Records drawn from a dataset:
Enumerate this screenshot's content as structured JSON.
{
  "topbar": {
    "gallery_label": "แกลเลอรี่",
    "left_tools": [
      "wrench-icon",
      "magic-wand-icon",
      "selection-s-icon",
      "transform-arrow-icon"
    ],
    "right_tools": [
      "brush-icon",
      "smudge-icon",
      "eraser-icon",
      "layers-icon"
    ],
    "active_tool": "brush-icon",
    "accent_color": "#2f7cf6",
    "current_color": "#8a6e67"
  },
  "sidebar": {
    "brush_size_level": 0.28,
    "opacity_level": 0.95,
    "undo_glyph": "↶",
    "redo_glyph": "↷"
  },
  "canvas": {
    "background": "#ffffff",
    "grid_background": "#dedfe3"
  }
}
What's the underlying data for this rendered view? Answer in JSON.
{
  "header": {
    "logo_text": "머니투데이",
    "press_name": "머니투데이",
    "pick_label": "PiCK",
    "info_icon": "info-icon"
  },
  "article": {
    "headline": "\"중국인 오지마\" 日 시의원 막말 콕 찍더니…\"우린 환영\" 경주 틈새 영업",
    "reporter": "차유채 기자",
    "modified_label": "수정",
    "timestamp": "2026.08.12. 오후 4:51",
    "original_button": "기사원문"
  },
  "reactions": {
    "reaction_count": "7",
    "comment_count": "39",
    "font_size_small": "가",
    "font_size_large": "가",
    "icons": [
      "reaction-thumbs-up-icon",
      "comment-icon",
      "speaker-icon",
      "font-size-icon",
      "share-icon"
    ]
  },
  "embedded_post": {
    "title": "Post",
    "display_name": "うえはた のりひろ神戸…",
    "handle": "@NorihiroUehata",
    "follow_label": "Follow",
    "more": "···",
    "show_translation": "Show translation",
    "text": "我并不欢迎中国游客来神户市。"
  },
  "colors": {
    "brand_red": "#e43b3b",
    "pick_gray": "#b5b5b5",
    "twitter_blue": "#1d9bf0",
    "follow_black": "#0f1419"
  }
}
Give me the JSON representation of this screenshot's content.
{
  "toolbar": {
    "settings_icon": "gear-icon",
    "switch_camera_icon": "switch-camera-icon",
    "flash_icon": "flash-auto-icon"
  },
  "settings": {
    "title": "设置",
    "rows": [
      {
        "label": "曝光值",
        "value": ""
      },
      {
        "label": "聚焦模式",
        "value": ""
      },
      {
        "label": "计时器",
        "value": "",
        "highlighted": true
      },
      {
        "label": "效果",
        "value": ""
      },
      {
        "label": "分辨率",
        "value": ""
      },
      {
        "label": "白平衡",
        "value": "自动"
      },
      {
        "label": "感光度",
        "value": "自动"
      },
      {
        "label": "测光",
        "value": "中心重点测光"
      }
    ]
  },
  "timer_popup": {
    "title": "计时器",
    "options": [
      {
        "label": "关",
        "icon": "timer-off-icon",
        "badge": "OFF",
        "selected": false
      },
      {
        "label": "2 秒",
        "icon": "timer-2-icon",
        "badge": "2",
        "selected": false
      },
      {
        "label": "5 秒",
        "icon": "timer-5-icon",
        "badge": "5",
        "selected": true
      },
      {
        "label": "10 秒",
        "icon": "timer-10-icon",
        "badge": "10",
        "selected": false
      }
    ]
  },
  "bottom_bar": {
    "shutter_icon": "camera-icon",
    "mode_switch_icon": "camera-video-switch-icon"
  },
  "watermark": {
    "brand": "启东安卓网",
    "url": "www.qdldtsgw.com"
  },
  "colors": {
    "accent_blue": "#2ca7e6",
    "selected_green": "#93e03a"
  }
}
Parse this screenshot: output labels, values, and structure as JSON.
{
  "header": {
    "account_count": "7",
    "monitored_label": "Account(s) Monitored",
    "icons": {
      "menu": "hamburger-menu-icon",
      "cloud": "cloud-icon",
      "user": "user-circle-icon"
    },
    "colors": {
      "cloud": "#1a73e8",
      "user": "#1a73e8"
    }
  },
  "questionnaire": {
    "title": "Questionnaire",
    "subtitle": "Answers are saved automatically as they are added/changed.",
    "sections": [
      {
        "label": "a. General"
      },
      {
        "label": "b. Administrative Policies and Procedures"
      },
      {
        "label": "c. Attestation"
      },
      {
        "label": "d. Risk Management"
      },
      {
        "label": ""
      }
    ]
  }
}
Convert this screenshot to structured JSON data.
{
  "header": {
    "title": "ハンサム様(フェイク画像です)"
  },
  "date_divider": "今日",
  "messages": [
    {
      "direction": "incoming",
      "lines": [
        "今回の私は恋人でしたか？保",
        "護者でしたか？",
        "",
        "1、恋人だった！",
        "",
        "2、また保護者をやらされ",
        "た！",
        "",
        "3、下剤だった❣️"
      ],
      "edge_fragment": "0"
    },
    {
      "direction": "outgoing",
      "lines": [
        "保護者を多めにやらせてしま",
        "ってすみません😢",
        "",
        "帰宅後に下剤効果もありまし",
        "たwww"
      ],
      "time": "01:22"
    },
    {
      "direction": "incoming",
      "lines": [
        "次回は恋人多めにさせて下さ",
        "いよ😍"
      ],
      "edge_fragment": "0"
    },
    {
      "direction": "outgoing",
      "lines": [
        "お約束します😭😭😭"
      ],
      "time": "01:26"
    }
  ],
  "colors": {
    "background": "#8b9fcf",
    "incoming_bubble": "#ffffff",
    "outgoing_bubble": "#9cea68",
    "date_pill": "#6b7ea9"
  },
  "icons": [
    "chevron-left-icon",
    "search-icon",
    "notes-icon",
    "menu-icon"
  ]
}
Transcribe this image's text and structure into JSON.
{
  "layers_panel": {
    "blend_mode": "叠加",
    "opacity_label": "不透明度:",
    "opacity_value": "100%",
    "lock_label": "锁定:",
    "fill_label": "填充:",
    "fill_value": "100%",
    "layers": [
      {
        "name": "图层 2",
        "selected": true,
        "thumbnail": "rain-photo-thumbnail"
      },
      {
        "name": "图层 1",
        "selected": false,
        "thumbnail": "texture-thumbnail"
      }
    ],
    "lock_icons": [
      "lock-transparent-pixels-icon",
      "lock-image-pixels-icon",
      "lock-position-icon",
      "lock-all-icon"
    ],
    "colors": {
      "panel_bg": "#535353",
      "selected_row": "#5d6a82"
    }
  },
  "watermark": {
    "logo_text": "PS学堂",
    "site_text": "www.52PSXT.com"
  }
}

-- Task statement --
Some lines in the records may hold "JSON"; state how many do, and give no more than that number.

-- Response to this exercise --
6